As a player, this bothers me. It tips the GM’s hand. It means that any definite, declarative statement the GM makes about the game world reinforces a discrepancy between player knowledge and character knowledge. For any number of in-universe reasons, my character may have a justified belief in whatever fact the GM just told me, but I as a player know it with absolute epistemological certainty, not because of any education, evidence, or intuition, because I just heard it from the mouth of God. And when God doesn’t make a definite, declarative statement, I can tell, and my character can’t. Despite this, most of the aforementioned hedge-betting phrases—"You think that…", "You believe that…", "It looks like…"—imply that there is some doubt in my character’s mind, even if there is no justification for any such doubt!
My experience as a GM is limited, but my tentative preference is to state to the players as fact whatever it is their characters think they know, regardless of the truth or falsehood of that information—all without any wishy-washy "you think that…" unless I want to drop a hint. This does not require players or character to believe what I say. If a player can give a why their character believes something else, their character believes that instead.
This preference is tentative because I’ve heard GM stories about players who get very angry at GMs who "tell lies"… and the occasional player story about big bad meanie GMs who tell lies! Apparently, young and/or naive players sometimes even feel betrayed when NPCs relate false information. That one’s easy to rebut; every experienced player knows that NPCs don’t always tell the truth… but how many of them are comfortable with the idea of the GM himself not always doing so?
I realize that there are special cases, like illusion magic and critical failures on rolls-for-information, where this is common or even normal. I’m not asking about those.

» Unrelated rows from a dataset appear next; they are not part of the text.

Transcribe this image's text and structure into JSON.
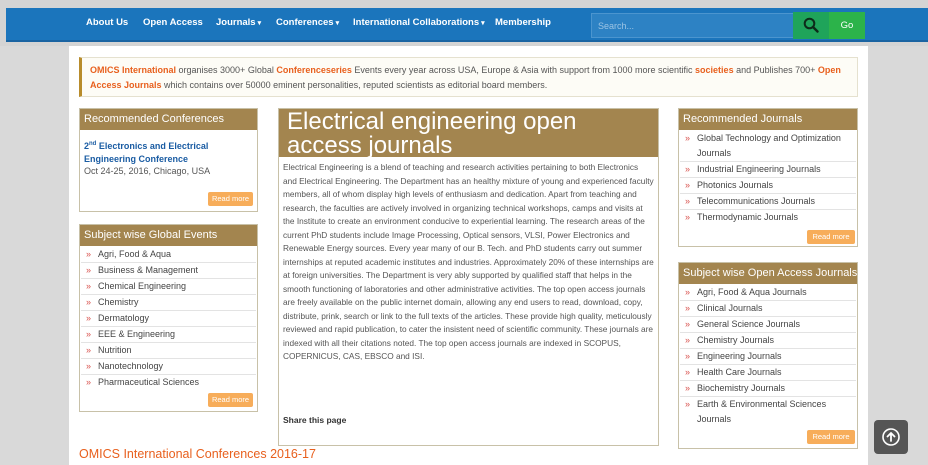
{
  "nav": {
    "items": [
      {
        "label": "About Us",
        "caret": false
      },
      {
        "label": "Open Access",
        "caret": false
      },
      {
        "label": "Journals",
        "caret": true
      },
      {
        "label": "Conferences",
        "caret": true
      },
      {
        "label": "International Collaborations",
        "caret": true
      },
      {
        "label": "Membership",
        "caret": false
      }
    ],
    "search_placeholder": "Search...",
    "search_icon": "search-icon",
    "go_label": "Go"
  },
  "notice": {
    "p1": "OMICS International",
    "p2": " organises 3000+ Global ",
    "p3": "Conferenceseries",
    "p4": " Events every year across USA, Europe & Asia with support from 1000 more scientific ",
    "p5": "societies",
    "p6": " and Publishes 700+ ",
    "p7": "Open Access Journals",
    "p8": " which contains over 50000 eminent personalities, reputed scientists as editorial board members."
  },
  "recommended_conferences": {
    "heading": "Recommended Conferences",
    "title_num": "2",
    "title_sup": "nd",
    "title_rest": " Electronics and Electrical Engineering Conference",
    "date": "Oct 24-25, 2016, Chicago, USA",
    "read_more": "Read more"
  },
  "subject_events": {
    "heading": "Subject wise Global Events",
    "items": [
      "Agri, Food & Aqua",
      "Business & Management",
      "Chemical Engineering",
      "Chemistry",
      "Dermatology",
      "EEE & Engineering",
      "Nutrition",
      "Nanotechnology",
      "Pharmaceutical Sciences"
    ],
    "read_more": "Read more"
  },
  "main": {
    "heading": "Electrical engineering open access journals",
    "body": "Electrical Engineering is a blend of teaching and research activities pertaining to both Electronics and Electrical Engineering. The Department has an healthy mixture of young and experienced faculty members, all of whom display high levels of enthusiasm and dedication. Apart from teaching and research, the faculties are actively involved in organizing technical workshops, camps and visits at the Institute to create an environment conducive to experiential learning. The research areas of the current PhD students include Image Processing, Optical sensors, VLSI, Power Electronics and Renewable Energy sources. Every year many of our B. Tech. and PhD students carry out summer internships at reputed academic institutes and industries. Approximately 20% of these internships are at foreign universities. The Department is very ably supported by qualified staff that helps in the smooth functioning of laboratories and other administrative activities. The top open access journals are freely available on the public internet domain, allowing any end users to read, download, copy, distribute, prink, search or link to the full texts of the articles. These provide high quality, meticulously reviewed and rapid publication, to cater the insistent need of scientific community. These journals are indexed with all their citations noted. The top open access journals are indexed in SCOPUS, COPERNICUS, CAS, EBSCO and ISI.",
    "share": "Share this page"
  },
  "recommended_journals": {
    "heading": "Recommended Journals",
    "items": [
      "Global Technology and Optimization Journals",
      "Industrial Engineering Journals",
      "Photonics Journals",
      "Telecommunications Journals",
      "Thermodynamic Journals"
    ],
    "read_more": "Read more"
  },
  "subject_journals": {
    "heading": "Subject wise Open Access Journals",
    "items": [
      "Agri, Food & Aqua Journals",
      "Clinical Journals",
      "General Science Journals",
      "Chemistry Journals",
      "Engineering Journals",
      "Health Care Journals",
      "Biochemistry Journals",
      "Earth & Environmental Sciences Journals"
    ],
    "read_more": "Read more"
  },
  "footer": {
    "title": "OMICS International Conferences 2016-17"
  },
  "colors": {
    "nav_blue": "#1b75bc",
    "box_head": "#a3854f",
    "accent_orange": "#e8601e",
    "read_more": "#f7ad5a",
    "link_blue": "#1a5ca3",
    "go_green": "#2cb34a"
  },
  "icons": {
    "bullet": "double-arrow-bullet-icon",
    "back_to_top": "arrow-up-icon"
  }
}
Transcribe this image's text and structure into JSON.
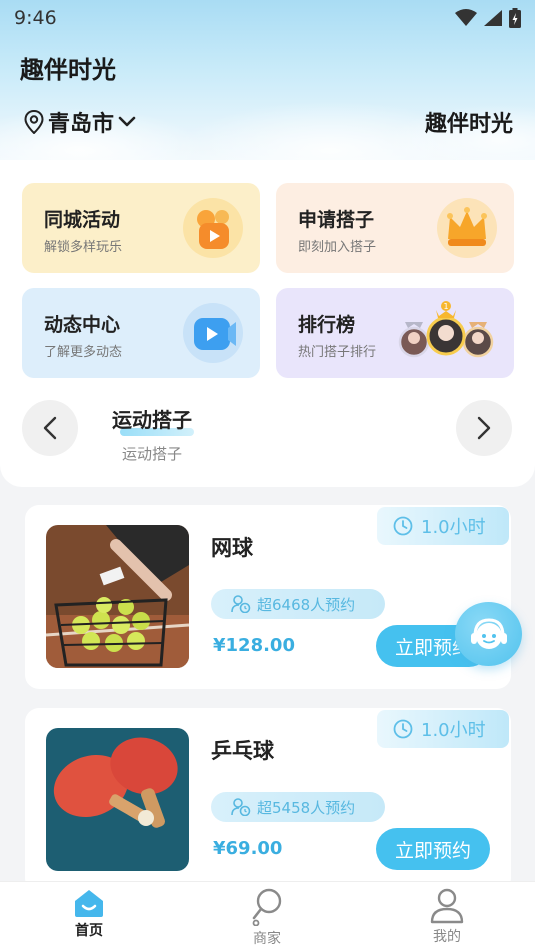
{
  "status_bar": {
    "time": "9:46"
  },
  "header": {
    "app_title": "趣伴时光",
    "city": "青岛市",
    "brand": "趣伴时光"
  },
  "tiles": [
    {
      "title": "同城活动",
      "subtitle": "解锁多样玩乐",
      "icon": "activity-icon"
    },
    {
      "title": "申请搭子",
      "subtitle": "即刻加入搭子",
      "icon": "crown-icon"
    },
    {
      "title": "动态中心",
      "subtitle": "了解更多动态",
      "icon": "play-icon"
    },
    {
      "title": "排行榜",
      "subtitle": "热门搭子排行",
      "icon": "ranking-avatars-icon",
      "rank_badge": "1"
    }
  ],
  "category": {
    "title": "运动搭子",
    "subtitle": "运动搭子"
  },
  "products": [
    {
      "name": "网球",
      "duration": "1.0小时",
      "booked": "超6468人预约",
      "price": "¥128.00",
      "button": "立即预约"
    },
    {
      "name": "乒乓球",
      "duration": "1.0小时",
      "booked": "超5458人预约",
      "price": "¥69.00",
      "button": "立即预约"
    }
  ],
  "tabbar": [
    {
      "label": "首页",
      "icon": "home-icon",
      "active": true
    },
    {
      "label": "商家",
      "icon": "racket-icon",
      "active": false
    },
    {
      "label": "我的",
      "icon": "user-icon",
      "active": false
    }
  ],
  "colors": {
    "accent": "#45c1ef",
    "price": "#3aaee0"
  }
}
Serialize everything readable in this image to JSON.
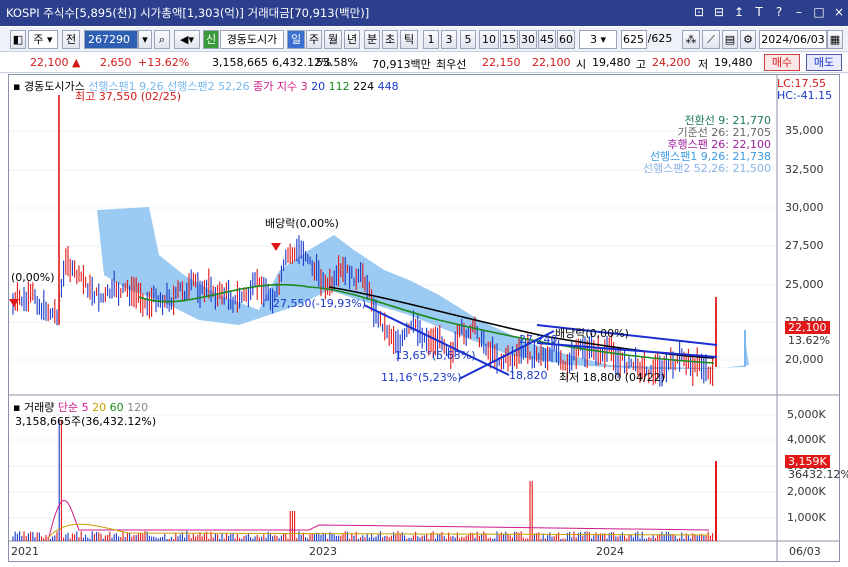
{
  "window": {
    "title": "KOSPI 주식수[5,895(천)] 시가총액[1,303(억)] 거래대금[70,913(백만)]",
    "controls": [
      "⊡",
      "⊟",
      "↥",
      "T",
      "?",
      "–",
      "□",
      "×"
    ]
  },
  "toolbar": {
    "type_label": "주",
    "market_label": "전",
    "ticker_code": "267290",
    "new_badge": "신",
    "stock_name": "경동도시가",
    "periods": [
      "일",
      "주",
      "월",
      "년",
      "분",
      "초",
      "틱"
    ],
    "intervals": [
      "1",
      "3",
      "5",
      "10",
      "15",
      "30",
      "45",
      "60"
    ],
    "interval_select": "3",
    "bar_count": "625",
    "bar_total": "/625",
    "date": "2024/06/03"
  },
  "quote": {
    "price": "22,100",
    "change": "2,650",
    "change_pct": "+13.62%",
    "volume": "3,158,665",
    "volume_pct": "6,432.12%",
    "ratio": "53.58%",
    "amount": "70,913백만",
    "best_ask_label": "최우선",
    "best_ask": "22,150",
    "best_bid": "22,100",
    "open_label": "시",
    "open": "19,480",
    "high_label": "고",
    "high": "24,200",
    "low_label": "저",
    "low": "19,480",
    "buy_label": "매수",
    "sell_label": "매도"
  },
  "chart": {
    "legend": {
      "name": "경동도시가스",
      "span1": "선행스팬1 9,26",
      "span2": "선행스팬2 52,26",
      "ma_label": "종가 지수 3",
      "ma_periods": [
        "20",
        "112",
        "224",
        "448"
      ]
    },
    "lc": "LC:17.55",
    "hc": "HC:-41.15",
    "ichimoku": [
      {
        "label": "전환선 9: 21,770",
        "color": "#1a7a5a"
      },
      {
        "label": "기준선 26: 21,705",
        "color": "#666666"
      },
      {
        "label": "후행스팬 26: 22,100",
        "color": "#a020a0"
      },
      {
        "label": "선행스팬1 9,26: 21,738",
        "color": "#3a9ae0"
      },
      {
        "label": "선행스팬2 52,26: 21,500",
        "color": "#8ab4e8"
      }
    ],
    "annotations": {
      "max": "최고 37,550 (02/25)",
      "min": "최저 18,800 (04/22)",
      "left_pct": "(0,00%)",
      "dividend1": "배당락(0,00%)",
      "dividend2": "배당락(0,00%)",
      "a1": "27,550(-19,93%)",
      "a2": "13,65°(5,63%)",
      "a3": "11,16°(5,23%)",
      "a4": "18,820",
      "a5": "27,240"
    },
    "y_ticks": [
      "35,000",
      "32,500",
      "30,000",
      "27,500",
      "25,000",
      "22,500",
      "20,000"
    ],
    "current_price": "22,100",
    "current_pct": "13.62%"
  },
  "volume_panel": {
    "legend_name": "거래량",
    "legend_ma_label": "단순",
    "legend_periods": [
      "5",
      "20",
      "60",
      "120"
    ],
    "legend_colors": [
      "#d01a8a",
      "#c8a000",
      "#1a8a1a",
      "#888888"
    ],
    "value": "3,158,665주(36,432.12%)",
    "y_ticks": [
      "5,000K",
      "4,000K",
      "3,000K",
      "2,000K",
      "1,000K"
    ],
    "current": "3,159K",
    "current_pct": "36432.12%"
  },
  "x_axis": [
    "2021",
    "2023",
    "2024",
    "06/03"
  ],
  "colors": {
    "up": "#e01818",
    "down": "#1a39c8",
    "title_bar": "#2b3f8c",
    "cloud": "#7ab8ee"
  }
}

I’m asking about a GM style where, regardless of framing or phrasing, all exposition is subjective, and any information that isn’t subjective is considered OOC knowledge off-limits to roleplay.
Does anyone here have experience with this style, whether as a player or as a GM? How popular is it? How do players typically respond when first exposed to it? Does it take them a while to get used to it? Do some of them come to prefer it?